mkdir -p /var/lib/jenkins/.ssh ;  
printf "Host * \nUserKnownHostsFile /dev/null \nStrictHostKeyChecking no" >> /var/lib/jenkins/.ssh/config ; 
chown -R jenkins:jenkins /var/lib/jenkins/.ssh
If everything has been configured correctly, Jenkins will be able to automatically download our project, build it and publish it to Nexus.


Before doing that we need a developer to push our code to git, otherwise there will not be any source file to build yet!
To to that, you just need to clone my repo, configure an additional remote repo (our private git server) and push:

git clone git@github.com:paoloantinori/fuse_ci.git
git remote add upstream ssh://fuse@$IP_GIT/home/fuse/fuse_scripts.git
git push upstream master
At this point you can trigger the build job on Jenkins. If it’s the first time you run it Maven will download all the dependencies, so it may take a while.
if everything is successful you will receive the confirmation that your artifacts have been published to Nexus.

JBoss Fuse


Now that our Nexus server is populated with the maven artifacts built from our code base, we just need to tell our Fuse instance to use Nexus as a Maven remote repository.
Teaches us how to do it:
In a karaf shell we need to change the value of a property,

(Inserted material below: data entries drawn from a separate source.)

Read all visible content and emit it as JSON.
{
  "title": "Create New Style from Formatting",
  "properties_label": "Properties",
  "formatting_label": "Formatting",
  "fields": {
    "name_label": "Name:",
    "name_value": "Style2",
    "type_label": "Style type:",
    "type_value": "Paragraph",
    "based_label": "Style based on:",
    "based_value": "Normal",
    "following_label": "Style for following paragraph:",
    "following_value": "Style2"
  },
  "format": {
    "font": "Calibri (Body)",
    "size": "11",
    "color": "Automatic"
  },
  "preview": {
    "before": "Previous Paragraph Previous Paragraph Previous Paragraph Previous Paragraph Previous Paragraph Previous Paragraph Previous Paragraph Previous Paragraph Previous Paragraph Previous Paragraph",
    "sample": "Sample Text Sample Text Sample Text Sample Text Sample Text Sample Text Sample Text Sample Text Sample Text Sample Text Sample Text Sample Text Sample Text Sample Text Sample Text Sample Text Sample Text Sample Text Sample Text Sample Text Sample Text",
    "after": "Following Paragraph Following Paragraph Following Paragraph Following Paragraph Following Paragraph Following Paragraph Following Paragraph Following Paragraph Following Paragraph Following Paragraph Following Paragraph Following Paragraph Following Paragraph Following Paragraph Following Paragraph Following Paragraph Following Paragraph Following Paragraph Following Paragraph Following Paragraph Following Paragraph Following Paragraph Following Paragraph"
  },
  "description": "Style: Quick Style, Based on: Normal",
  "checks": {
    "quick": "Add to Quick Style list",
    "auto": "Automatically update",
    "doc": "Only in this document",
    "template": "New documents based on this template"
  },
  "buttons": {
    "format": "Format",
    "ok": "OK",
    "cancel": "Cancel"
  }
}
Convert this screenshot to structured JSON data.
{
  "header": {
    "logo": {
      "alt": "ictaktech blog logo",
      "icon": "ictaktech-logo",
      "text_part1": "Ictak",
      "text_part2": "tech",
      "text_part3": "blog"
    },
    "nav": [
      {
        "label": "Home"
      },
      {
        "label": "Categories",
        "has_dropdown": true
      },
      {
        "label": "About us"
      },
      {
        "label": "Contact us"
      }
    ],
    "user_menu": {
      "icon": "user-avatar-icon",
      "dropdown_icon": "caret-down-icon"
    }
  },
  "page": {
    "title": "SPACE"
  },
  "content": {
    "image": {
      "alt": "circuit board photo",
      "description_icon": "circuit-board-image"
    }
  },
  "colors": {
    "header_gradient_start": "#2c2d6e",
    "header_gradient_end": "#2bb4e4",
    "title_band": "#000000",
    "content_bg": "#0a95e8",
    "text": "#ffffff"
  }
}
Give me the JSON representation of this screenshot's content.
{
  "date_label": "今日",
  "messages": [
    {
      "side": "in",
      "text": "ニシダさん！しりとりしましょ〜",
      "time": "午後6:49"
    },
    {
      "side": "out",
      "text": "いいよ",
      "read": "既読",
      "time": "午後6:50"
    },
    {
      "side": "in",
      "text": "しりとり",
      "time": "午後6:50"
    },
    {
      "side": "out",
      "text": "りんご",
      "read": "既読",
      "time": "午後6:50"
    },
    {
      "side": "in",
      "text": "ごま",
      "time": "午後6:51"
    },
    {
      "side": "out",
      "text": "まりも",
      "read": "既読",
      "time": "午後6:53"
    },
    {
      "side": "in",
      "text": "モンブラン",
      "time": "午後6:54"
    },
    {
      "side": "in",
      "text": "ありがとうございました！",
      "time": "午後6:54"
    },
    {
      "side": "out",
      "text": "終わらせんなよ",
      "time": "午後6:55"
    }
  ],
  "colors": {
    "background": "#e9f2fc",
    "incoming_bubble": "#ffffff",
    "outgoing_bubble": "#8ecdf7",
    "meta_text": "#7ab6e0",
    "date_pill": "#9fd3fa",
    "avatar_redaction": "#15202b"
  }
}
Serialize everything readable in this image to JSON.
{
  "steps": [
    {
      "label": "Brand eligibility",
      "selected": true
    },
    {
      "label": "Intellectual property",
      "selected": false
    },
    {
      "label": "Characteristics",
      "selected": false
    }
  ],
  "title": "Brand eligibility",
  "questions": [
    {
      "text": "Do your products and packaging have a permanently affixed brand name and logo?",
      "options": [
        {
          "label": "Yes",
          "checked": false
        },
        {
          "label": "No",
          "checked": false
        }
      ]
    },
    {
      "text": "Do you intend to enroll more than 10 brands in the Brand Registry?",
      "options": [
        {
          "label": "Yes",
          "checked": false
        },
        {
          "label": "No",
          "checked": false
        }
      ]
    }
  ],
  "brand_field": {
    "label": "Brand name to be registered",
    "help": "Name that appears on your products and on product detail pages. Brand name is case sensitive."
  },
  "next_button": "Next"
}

fabric:profile-edit  --pid io.fabric8.agent/org.ops4j.pax.url.mvn.repositories=\"\" default

And we can now verify that the integration is completed with this command:

cat  mvn:sample/karaf_scripts/1.0.0-SNAPSHOT/karaf/create_containers
If everything is fine, you are going to see an output similar to this:

# create broker profile
fabric:mq-create --profile $BROKER_PROFILE_NAME $BROKER_PROFILE_NAME
# create applicative profiles
fabric:profile-create --parents feature-camel MyProfile

# create broker
fabric:container-create-child --jvm-opts "$BROKER_01_JVM" --resolver localip --profile $BROKER_PROFILE_NAME root broker

# create worker
fabric:container-create-child --jvm-opts "$CONTAINER_01_JVM" --resolver localip root worker1
# assign profiles
fabric:container-add-profile worker1 MyProfile
Meaning that addressing a karaf script providing Maven coordinates worked well, and that now you can use shell:source, osgi:install or any other command you want that requires artifacts published on Nexus.



As mentioned multiple times, this is just a possible workflow and example of interaction between those platforms.
Your team may follow different procedures or using different instruments.
Maybe you are already implementing more advanced flows based on the new Fabric8 Maven Plugin.
In any case I invite everyone interested in the topic to post a comment or some link to different approach and help everyone sharing our experience.